LACP asks Elin Spring ten questions about their background, career in and beliefs about writing.
Los Angeles Center of Photography: What kind of writer are you?
Elin Spring: My favorite form of writing is analytical reviews of fine art photography in clear, conversational language. However, I draw inspiration and ideas from reading fiction.
LACP: How long have you been writing?
ES: Founding What Will You Remember? in 2012 constitutes my third profession and a different mode of written expression for me, but I have been writing published pieces in various genres since high school.
LACP: Where did you get your training?
ES: I am still in training, every time I edit a piece. However, my formal education occurred at Brown University in Providence, R.I. and at the University of Pennsylvania School of Medicine in Philadelphia.
LACP: When did you know you wanted to devote your life to writing?
ES: I would not say that I devote my life to writing, but rather to encouraging photographic artists and audiences through my written expressions of interest and support.
LACP: Did you ever come close to giving up?
ES: This seems like asking if I am human! Of course, there are times I become discouraged, but usually a good night’s sleep and some kind words turn me around.

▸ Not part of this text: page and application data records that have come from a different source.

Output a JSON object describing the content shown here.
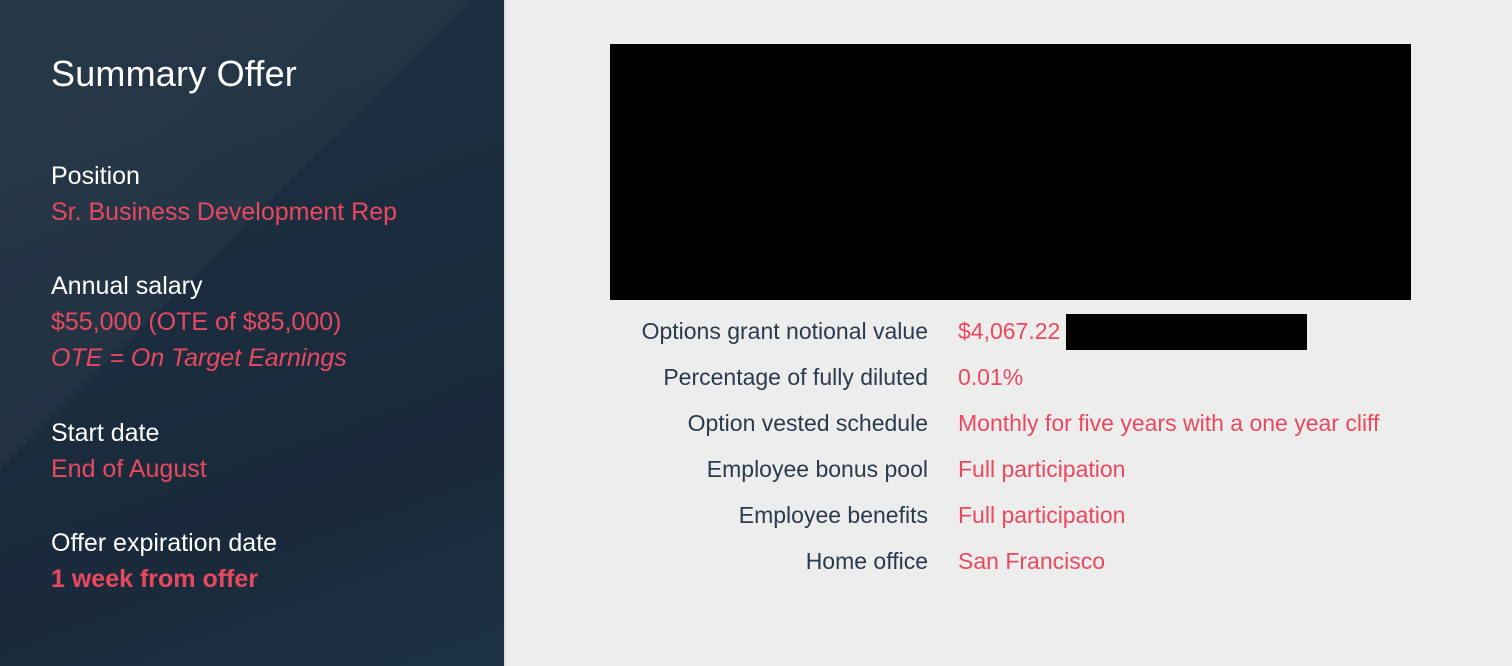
{
  "summary": {
    "title": "Summary Offer",
    "fields": [
      {
        "label": "Position",
        "value": "Sr. Business Development Rep"
      },
      {
        "label": "Annual salary",
        "value": "$55,000 (OTE of $85,000)",
        "note": "OTE = On Target Earnings"
      },
      {
        "label": "Start date",
        "value": "End of August"
      },
      {
        "label": "Offer expiration date",
        "value": "1 week from offer"
      }
    ]
  },
  "details": {
    "rows": [
      {
        "label": "Options grant notional value",
        "value": "$4,067.22 ("
      },
      {
        "label": "Percentage of fully diluted",
        "value": "0.01%"
      },
      {
        "label": "Option vested schedule",
        "value": "Monthly for five years with a one year cliff"
      },
      {
        "label": "Employee bonus pool",
        "value": "Full participation"
      },
      {
        "label": "Employee benefits",
        "value": "Full participation"
      },
      {
        "label": "Home office",
        "value": "San Francisco"
      }
    ]
  },
  "colors": {
    "accent": "#e8495f",
    "sidebar_bg": "#1b2c3e",
    "label_text": "#2b3a4d",
    "page_bg": "#ededed",
    "redaction": "#000000"
  }
}
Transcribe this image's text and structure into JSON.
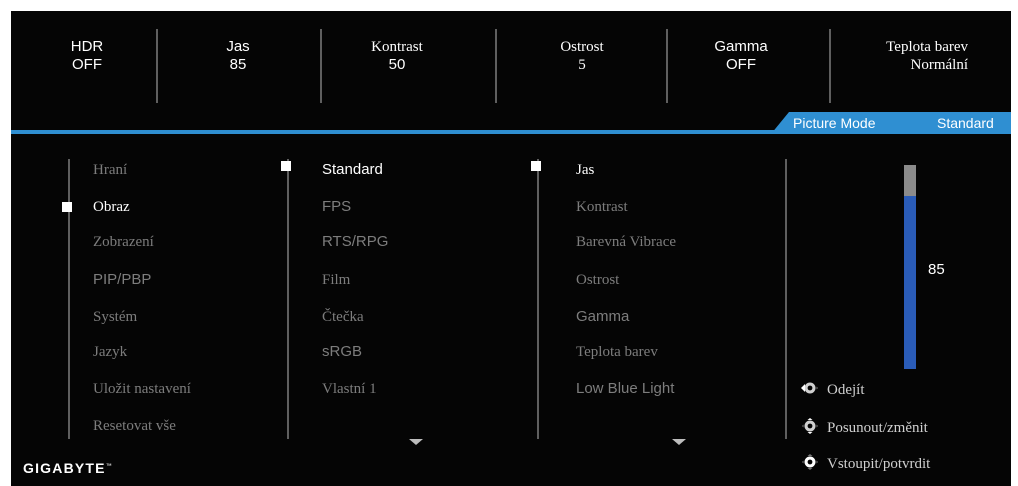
{
  "status_bar": [
    {
      "label": "HDR",
      "value": "OFF"
    },
    {
      "label": "Jas",
      "value": "85"
    },
    {
      "label": "Kontrast",
      "value": "50"
    },
    {
      "label": "Ostrost",
      "value": "5"
    },
    {
      "label": "Gamma",
      "value": "OFF"
    },
    {
      "label": "Teplota barev",
      "value": "Normální"
    }
  ],
  "mode_band": {
    "label": "Picture Mode",
    "value": "Standard"
  },
  "main_menu": {
    "items": [
      "Hraní",
      "Obraz",
      "Zobrazení",
      "PIP/PBP",
      "Systém",
      "Jazyk",
      "Uložit nastavení",
      "Resetovat vše"
    ],
    "selected": "Obraz"
  },
  "picture_modes": {
    "items": [
      "Standard",
      "FPS",
      "RTS/RPG",
      "Film",
      "Čtečka",
      "sRGB",
      "Vlastní 1"
    ],
    "selected": "Standard"
  },
  "adjustments": {
    "items": [
      "Jas",
      "Kontrast",
      "Barevná Vibrace",
      "Ostrost",
      "Gamma",
      "Teplota barev",
      "Low Blue Light"
    ],
    "selected": "Jas"
  },
  "slider": {
    "value": "85",
    "level": 0.85,
    "fill_color": "#2a5cb8",
    "rest_color": "#8b8b8b"
  },
  "hints": [
    {
      "icon": "joystick-left-icon",
      "label": "Odejít"
    },
    {
      "icon": "joystick-updown-icon",
      "label": "Posunout/změnit"
    },
    {
      "icon": "joystick-press-icon",
      "label": "Vstoupit/potvrdit"
    }
  ],
  "brand": {
    "logo": "GIGABYTE",
    "trademark": "™"
  },
  "colors": {
    "accent": "#2f8fd2",
    "background": "#050505",
    "inactive_text": "#7d7d7d"
  }
}
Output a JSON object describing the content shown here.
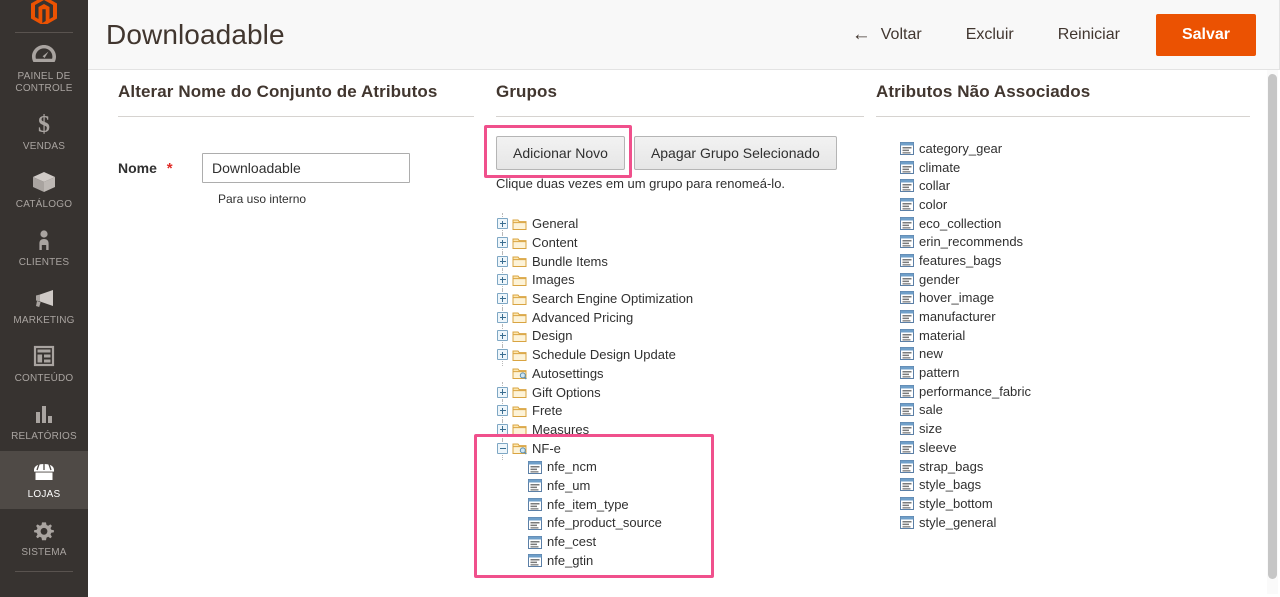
{
  "sidebar": {
    "logo_icon": "magento-logo-icon",
    "items": [
      {
        "label": "Painel de Controle",
        "icon": "dashboard-icon",
        "active": false
      },
      {
        "label": "Vendas",
        "icon": "dollar-icon",
        "active": false
      },
      {
        "label": "Catálogo",
        "icon": "box-icon",
        "active": false
      },
      {
        "label": "Clientes",
        "icon": "person-icon",
        "active": false
      },
      {
        "label": "Marketing",
        "icon": "megaphone-icon",
        "active": false
      },
      {
        "label": "Conteúdo",
        "icon": "layout-icon",
        "active": false
      },
      {
        "label": "Relatórios",
        "icon": "bar-chart-icon",
        "active": false
      },
      {
        "label": "Lojas",
        "icon": "storefront-icon",
        "active": true
      },
      {
        "label": "Sistema",
        "icon": "gear-icon",
        "active": false
      }
    ]
  },
  "header": {
    "title": "Downloadable",
    "back_label": "Voltar",
    "back_icon": "arrow-left-icon",
    "delete_label": "Excluir",
    "reset_label": "Reiniciar",
    "save_label": "Salvar",
    "save_color": "#eb5202"
  },
  "left_panel": {
    "title": "Alterar Nome do Conjunto de Atributos",
    "name_label": "Nome",
    "required_marker": "*",
    "name_value": "Downloadable",
    "name_placeholder": "",
    "note": "Para uso interno"
  },
  "groups_panel": {
    "title": "Grupos",
    "add_new_label": "Adicionar Novo",
    "delete_group_label": "Apagar Grupo Selecionado",
    "hint": "Clique duas vezes em um grupo para renomeá-lo.",
    "highlight_color": "#f0508c",
    "tree": [
      {
        "label": "General",
        "icon": "folder-icon",
        "expandable": true,
        "expanded": false
      },
      {
        "label": "Content",
        "icon": "folder-icon",
        "expandable": true,
        "expanded": false
      },
      {
        "label": "Bundle Items",
        "icon": "folder-icon",
        "expandable": true,
        "expanded": false
      },
      {
        "label": "Images",
        "icon": "folder-icon",
        "expandable": true,
        "expanded": false
      },
      {
        "label": "Search Engine Optimization",
        "icon": "folder-icon",
        "expandable": true,
        "expanded": false
      },
      {
        "label": "Advanced Pricing",
        "icon": "folder-icon",
        "expandable": true,
        "expanded": false
      },
      {
        "label": "Design",
        "icon": "folder-icon",
        "expandable": true,
        "expanded": false
      },
      {
        "label": "Schedule Design Update",
        "icon": "folder-icon",
        "expandable": true,
        "expanded": false
      },
      {
        "label": "Autosettings",
        "icon": "folder-search-icon",
        "expandable": false,
        "expanded": false
      },
      {
        "label": "Gift Options",
        "icon": "folder-icon",
        "expandable": true,
        "expanded": false
      },
      {
        "label": "Frete",
        "icon": "folder-icon",
        "expandable": true,
        "expanded": false
      },
      {
        "label": "Measures",
        "icon": "folder-icon",
        "expandable": true,
        "expanded": false
      },
      {
        "label": "NF-e",
        "icon": "folder-search-icon",
        "expandable": true,
        "expanded": true
      }
    ],
    "nfe_children": [
      {
        "label": "nfe_ncm",
        "icon": "attribute-icon"
      },
      {
        "label": "nfe_um",
        "icon": "attribute-icon"
      },
      {
        "label": "nfe_item_type",
        "icon": "attribute-icon"
      },
      {
        "label": "nfe_product_source",
        "icon": "attribute-icon"
      },
      {
        "label": "nfe_cest",
        "icon": "attribute-icon"
      },
      {
        "label": "nfe_gtin",
        "icon": "attribute-icon"
      }
    ]
  },
  "unassigned_panel": {
    "title": "Atributos Não Associados",
    "attributes": [
      {
        "label": "category_gear",
        "icon": "attribute-icon"
      },
      {
        "label": "climate",
        "icon": "attribute-icon"
      },
      {
        "label": "collar",
        "icon": "attribute-icon"
      },
      {
        "label": "color",
        "icon": "attribute-icon"
      },
      {
        "label": "eco_collection",
        "icon": "attribute-icon"
      },
      {
        "label": "erin_recommends",
        "icon": "attribute-icon"
      },
      {
        "label": "features_bags",
        "icon": "attribute-icon"
      },
      {
        "label": "gender",
        "icon": "attribute-icon"
      },
      {
        "label": "hover_image",
        "icon": "attribute-icon"
      },
      {
        "label": "manufacturer",
        "icon": "attribute-icon"
      },
      {
        "label": "material",
        "icon": "attribute-icon"
      },
      {
        "label": "new",
        "icon": "attribute-icon"
      },
      {
        "label": "pattern",
        "icon": "attribute-icon"
      },
      {
        "label": "performance_fabric",
        "icon": "attribute-icon"
      },
      {
        "label": "sale",
        "icon": "attribute-icon"
      },
      {
        "label": "size",
        "icon": "attribute-icon"
      },
      {
        "label": "sleeve",
        "icon": "attribute-icon"
      },
      {
        "label": "strap_bags",
        "icon": "attribute-icon"
      },
      {
        "label": "style_bags",
        "icon": "attribute-icon"
      },
      {
        "label": "style_bottom",
        "icon": "attribute-icon"
      },
      {
        "label": "style_general",
        "icon": "attribute-icon"
      }
    ]
  }
}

LACP: Have you sacrificed anything by being a writer?
ES: I don’t think so.
LACP: What have you gained by being a writer?
ES: Writing gratifies me intellectually and emotionally and it is an indescribable joy to experience the appreciation and recognition I receive from artists and the photographic community.
LACP: What classes do you teach at LACP?
ES: “Writing About Your Photography” Workshop
LACP: What do you love most about teaching?
ES: Helping someone discover and develop skills that do not come easily to them has an addictive quality for me.
LACP: What advice would you give someone who is thinking about making a career in writing?
ES: Follow your passion. Work hard, take chances, and prepare for good luck. The right path will reveal itself. I think this is true for whatever career you choose.